### Activity
All entries below are to be set down again, identical to the source.

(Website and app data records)
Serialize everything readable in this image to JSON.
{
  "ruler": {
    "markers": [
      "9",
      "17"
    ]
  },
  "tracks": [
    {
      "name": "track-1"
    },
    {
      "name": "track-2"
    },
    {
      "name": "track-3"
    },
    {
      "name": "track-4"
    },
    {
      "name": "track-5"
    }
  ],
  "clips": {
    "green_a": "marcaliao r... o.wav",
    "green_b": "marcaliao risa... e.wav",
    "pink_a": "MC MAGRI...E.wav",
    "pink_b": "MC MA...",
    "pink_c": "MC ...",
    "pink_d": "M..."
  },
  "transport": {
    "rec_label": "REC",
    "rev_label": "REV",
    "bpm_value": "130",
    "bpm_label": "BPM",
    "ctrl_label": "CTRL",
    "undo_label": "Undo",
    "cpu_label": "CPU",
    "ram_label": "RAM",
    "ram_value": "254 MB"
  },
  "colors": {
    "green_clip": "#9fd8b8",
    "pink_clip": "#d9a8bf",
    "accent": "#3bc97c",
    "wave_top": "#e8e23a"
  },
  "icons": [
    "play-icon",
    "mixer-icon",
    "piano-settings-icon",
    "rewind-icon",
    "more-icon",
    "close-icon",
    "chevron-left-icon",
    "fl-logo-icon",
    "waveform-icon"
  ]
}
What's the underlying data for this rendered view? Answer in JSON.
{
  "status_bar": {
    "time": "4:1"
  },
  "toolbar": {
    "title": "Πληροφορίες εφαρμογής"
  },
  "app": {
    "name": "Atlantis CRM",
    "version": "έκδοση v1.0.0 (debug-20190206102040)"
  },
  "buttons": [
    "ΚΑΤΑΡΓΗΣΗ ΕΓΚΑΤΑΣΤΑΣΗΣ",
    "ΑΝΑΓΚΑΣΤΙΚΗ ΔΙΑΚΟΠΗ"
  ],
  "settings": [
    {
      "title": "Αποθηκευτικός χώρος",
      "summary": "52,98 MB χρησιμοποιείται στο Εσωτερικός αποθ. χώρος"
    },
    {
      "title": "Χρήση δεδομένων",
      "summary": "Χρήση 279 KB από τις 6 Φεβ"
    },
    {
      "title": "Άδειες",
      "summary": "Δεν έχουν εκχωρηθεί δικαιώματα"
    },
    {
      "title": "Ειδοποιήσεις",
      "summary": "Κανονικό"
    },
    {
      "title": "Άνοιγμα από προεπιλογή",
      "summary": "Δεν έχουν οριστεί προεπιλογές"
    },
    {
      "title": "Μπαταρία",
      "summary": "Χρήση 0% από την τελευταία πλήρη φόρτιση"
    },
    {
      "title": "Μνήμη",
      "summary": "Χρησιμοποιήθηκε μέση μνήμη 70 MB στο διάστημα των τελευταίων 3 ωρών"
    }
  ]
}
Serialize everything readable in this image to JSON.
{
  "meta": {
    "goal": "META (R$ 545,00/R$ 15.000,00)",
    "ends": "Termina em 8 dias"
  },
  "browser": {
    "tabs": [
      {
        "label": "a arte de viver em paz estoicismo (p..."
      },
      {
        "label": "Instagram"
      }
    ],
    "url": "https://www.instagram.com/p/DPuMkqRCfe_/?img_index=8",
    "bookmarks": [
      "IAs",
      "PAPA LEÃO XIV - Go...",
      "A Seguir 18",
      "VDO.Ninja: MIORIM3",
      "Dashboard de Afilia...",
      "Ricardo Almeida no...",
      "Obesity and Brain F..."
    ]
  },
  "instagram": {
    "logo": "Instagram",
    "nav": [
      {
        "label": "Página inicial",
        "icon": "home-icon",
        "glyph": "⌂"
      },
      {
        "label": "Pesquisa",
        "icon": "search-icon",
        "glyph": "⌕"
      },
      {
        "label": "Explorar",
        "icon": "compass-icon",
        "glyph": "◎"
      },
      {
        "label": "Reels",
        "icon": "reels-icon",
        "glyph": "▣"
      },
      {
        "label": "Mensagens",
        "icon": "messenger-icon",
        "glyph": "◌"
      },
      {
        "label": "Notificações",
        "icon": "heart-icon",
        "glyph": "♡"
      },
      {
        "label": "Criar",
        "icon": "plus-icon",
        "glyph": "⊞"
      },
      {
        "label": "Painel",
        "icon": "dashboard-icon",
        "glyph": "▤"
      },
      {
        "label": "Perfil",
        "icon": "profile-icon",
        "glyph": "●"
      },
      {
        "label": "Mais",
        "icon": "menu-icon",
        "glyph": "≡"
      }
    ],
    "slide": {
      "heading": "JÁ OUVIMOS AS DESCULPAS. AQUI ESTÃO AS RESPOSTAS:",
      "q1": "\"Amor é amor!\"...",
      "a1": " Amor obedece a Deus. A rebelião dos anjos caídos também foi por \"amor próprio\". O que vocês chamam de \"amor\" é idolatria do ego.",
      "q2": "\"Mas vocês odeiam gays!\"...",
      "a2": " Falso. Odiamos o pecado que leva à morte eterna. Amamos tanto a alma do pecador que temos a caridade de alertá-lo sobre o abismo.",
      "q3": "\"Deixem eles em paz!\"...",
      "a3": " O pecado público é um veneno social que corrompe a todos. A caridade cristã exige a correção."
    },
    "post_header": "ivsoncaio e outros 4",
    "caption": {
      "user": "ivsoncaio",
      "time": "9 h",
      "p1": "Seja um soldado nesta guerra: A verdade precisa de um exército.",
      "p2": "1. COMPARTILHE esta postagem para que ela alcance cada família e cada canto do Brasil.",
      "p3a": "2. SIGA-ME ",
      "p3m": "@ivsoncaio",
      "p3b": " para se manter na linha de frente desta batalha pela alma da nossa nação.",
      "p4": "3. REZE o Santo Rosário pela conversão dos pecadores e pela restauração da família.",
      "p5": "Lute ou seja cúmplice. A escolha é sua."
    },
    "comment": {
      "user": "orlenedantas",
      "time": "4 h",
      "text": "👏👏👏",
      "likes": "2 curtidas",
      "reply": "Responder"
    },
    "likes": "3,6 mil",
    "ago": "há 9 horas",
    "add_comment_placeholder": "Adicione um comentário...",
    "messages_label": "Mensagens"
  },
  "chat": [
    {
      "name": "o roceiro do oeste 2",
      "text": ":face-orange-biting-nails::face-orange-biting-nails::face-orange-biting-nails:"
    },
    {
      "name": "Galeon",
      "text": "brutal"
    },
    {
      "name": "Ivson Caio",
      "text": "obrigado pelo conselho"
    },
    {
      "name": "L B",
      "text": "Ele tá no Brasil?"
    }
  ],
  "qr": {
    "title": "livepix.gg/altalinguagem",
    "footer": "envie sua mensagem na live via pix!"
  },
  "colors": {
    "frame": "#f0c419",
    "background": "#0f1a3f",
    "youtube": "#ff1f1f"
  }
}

### Response for this exercise
Serialize everything readable in this image to JSON.
{
  "ruler": {
    "markers": [
      "9",
      "17"
    ]
  },
  "tracks": [
    {
      "name": "track-1"
    },
    {
      "name": "track-2"
    },
    {
      "name": "track-3"
    },
    {
      "name": "track-4"
    },
    {
      "name": "track-5"
    }
  ],
  "clips": {
    "green_a": "marcaliao r... o.wav",
    "green_b": "marcaliao risa... e.wav",
    "pink_a": "MC MAGRI...E.wav",
    "pink_b": "MC MA...",
    "pink_c": "MC ...",
    "pink_d": "M..."
  },
  "transport": {
    "rec_label": "REC",
    "rev_label": "REV",
    "bpm_value": "130",
    "bpm_label": "BPM",
    "ctrl_label": "CTRL",
    "undo_label": "Undo",
    "cpu_label": "CPU",
    "ram_label": "RAM",
    "ram_value": "254 MB"
  },
  "colors": {
    "green_clip": "#9fd8b8",
    "pink_clip": "#d9a8bf",
    "accent": "#3bc97c",
    "wave_top": "#e8e23a"
  },
  "icons": [
    "play-icon",
    "mixer-icon",
    "piano-settings-icon",
    "rewind-icon",
    "more-icon",
    "close-icon",
    "chevron-left-icon",
    "fl-logo-icon",
    "waveform-icon"
  ]
}
What's the underlying data for this rendered view? Answer in JSON.
{
  "status_bar": {
    "time": "4:1"
  },
  "toolbar": {
    "title": "Πληροφορίες εφαρμογής"
  },
  "app": {
    "name": "Atlantis CRM",
    "version": "έκδοση v1.0.0 (debug-20190206102040)"
  },
  "buttons": [
    "ΚΑΤΑΡΓΗΣΗ ΕΓΚΑΤΑΣΤΑΣΗΣ",
    "ΑΝΑΓΚΑΣΤΙΚΗ ΔΙΑΚΟΠΗ"
  ],
  "settings": [
    {
      "title": "Αποθηκευτικός χώρος",
      "summary": "52,98 MB χρησιμοποιείται στο Εσωτερικός αποθ. χώρος"
    },
    {
      "title": "Χρήση δεδομένων",
      "summary": "Χρήση 279 KB από τις 6 Φεβ"
    },
    {
      "title": "Άδειες",
      "summary": "Δεν έχουν εκχωρηθεί δικαιώματα"
    },
    {
      "title": "Ειδοποιήσεις",
      "summary": "Κανονικό"
    },
    {
      "title": "Άνοιγμα από προεπιλογή",
      "summary": "Δεν έχουν οριστεί προεπιλογές"
    },
    {
      "title": "Μπαταρία",
      "summary": "Χρήση 0% από την τελευταία πλήρη φόρτιση"
    },
    {
      "title": "Μνήμη",
      "summary": "Χρησιμοποιήθηκε μέση μνήμη 70 MB στο διάστημα των τελευταίων 3 ωρών"
    }
  ]
}
Serialize everything readable in this image to JSON.
{
  "meta": {
    "goal": "META (R$ 545,00/R$ 15.000,00)",
    "ends": "Termina em 8 dias"
  },
  "browser": {
    "tabs": [
      {
        "label": "a arte de viver em paz estoicismo (p..."
      },
      {
        "label": "Instagram"
      }
    ],
    "url": "https://www.instagram.com/p/DPuMkqRCfe_/?img_index=8",
    "bookmarks": [
      "IAs",
      "PAPA LEÃO XIV - Go...",
      "A Seguir 18",
      "VDO.Ninja: MIORIM3",
      "Dashboard de Afilia...",
      "Ricardo Almeida no...",
      "Obesity and Brain F..."
    ]
  },
  "instagram": {
    "logo": "Instagram",
    "nav": [
      {
        "label": "Página inicial",
        "icon": "home-icon",
        "glyph": "⌂"
      },
      {
        "label": "Pesquisa",
        "icon": "search-icon",
        "glyph": "⌕"
      },
      {
        "label": "Explorar",
        "icon": "compass-icon",
        "glyph": "◎"
      },
      {
        "label": "Reels",
        "icon": "reels-icon",
        "glyph": "▣"
      },
      {
        "label": "Mensagens",
        "icon": "messenger-icon",
        "glyph": "◌"
      },
      {
        "label": "Notificações",
        "icon": "heart-icon",
        "glyph": "♡"
      },
      {
        "label": "Criar",
        "icon": "plus-icon",
        "glyph": "⊞"
      },
      {
        "label": "Painel",
        "icon": "dashboard-icon",
        "glyph": "▤"
      },
      {
        "label": "Perfil",
        "icon": "profile-icon",
        "glyph": "●"
      },
      {
        "label": "Mais",
        "icon": "menu-icon",
        "glyph": "≡"
      }
    ],
    "slide": {
      "heading": "JÁ OUVIMOS AS DESCULPAS. AQUI ESTÃO AS RESPOSTAS:",
      "q1": "\"Amor é amor!\"...",
      "a1": " Amor obedece a Deus. A rebelião dos anjos caídos também foi por \"amor próprio\". O que vocês chamam de \"amor\" é idolatria do ego.",
      "q2": "\"Mas vocês odeiam gays!\"...",
      "a2": " Falso. Odiamos o pecado que leva à morte eterna. Amamos tanto a alma do pecador que temos a caridade de alertá-lo sobre o abismo.",
      "q3": "\"Deixem eles em paz!\"...",
      "a3": " O pecado público é um veneno social que corrompe a todos. A caridade cristã exige a correção."
    },
    "post_header": "ivsoncaio e outros 4",
    "caption": {
      "user": "ivsoncaio",
      "time": "9 h",
      "p1": "Seja um soldado nesta guerra: A verdade precisa de um exército.",
      "p2": "1. COMPARTILHE esta postagem para que ela alcance cada família e cada canto do Brasil.",
      "p3a": "2. SIGA-ME ",
      "p3m": "@ivsoncaio",
      "p3b": " para se manter na linha de frente desta batalha pela alma da nossa nação.",
      "p4": "3. REZE o Santo Rosário pela conversão dos pecadores e pela restauração da família.",
      "p5": "Lute ou seja cúmplice. A escolha é sua."
    },
    "comment": {
      "user": "orlenedantas",
      "time": "4 h",
      "text": "👏👏👏",
      "likes": "2 curtidas",
      "reply": "Responder"
    },
    "likes": "3,6 mil",
    "ago": "há 9 horas",
    "add_comment_placeholder": "Adicione um comentário...",
    "messages_label": "Mensagens"
  },
  "chat": [
    {
      "name": "o roceiro do oeste 2",
      "text": ":face-orange-biting-nails::face-orange-biting-nails::face-orange-biting-nails:"
    },
    {
      "name": "Galeon",
      "text": "brutal"
    },
    {
      "name": "Ivson Caio",
      "text": "obrigado pelo conselho"
    },
    {
      "name": "L B",
      "text": "Ele tá no Brasil?"
    }
  ],
  "qr": {
    "title": "livepix.gg/altalinguagem",
    "footer": "envie sua mensagem na live via pix!"
  },
  "colors": {
    "frame": "#f0c419",
    "background": "#0f1a3f",
    "youtube": "#ff1f1f"
  }
}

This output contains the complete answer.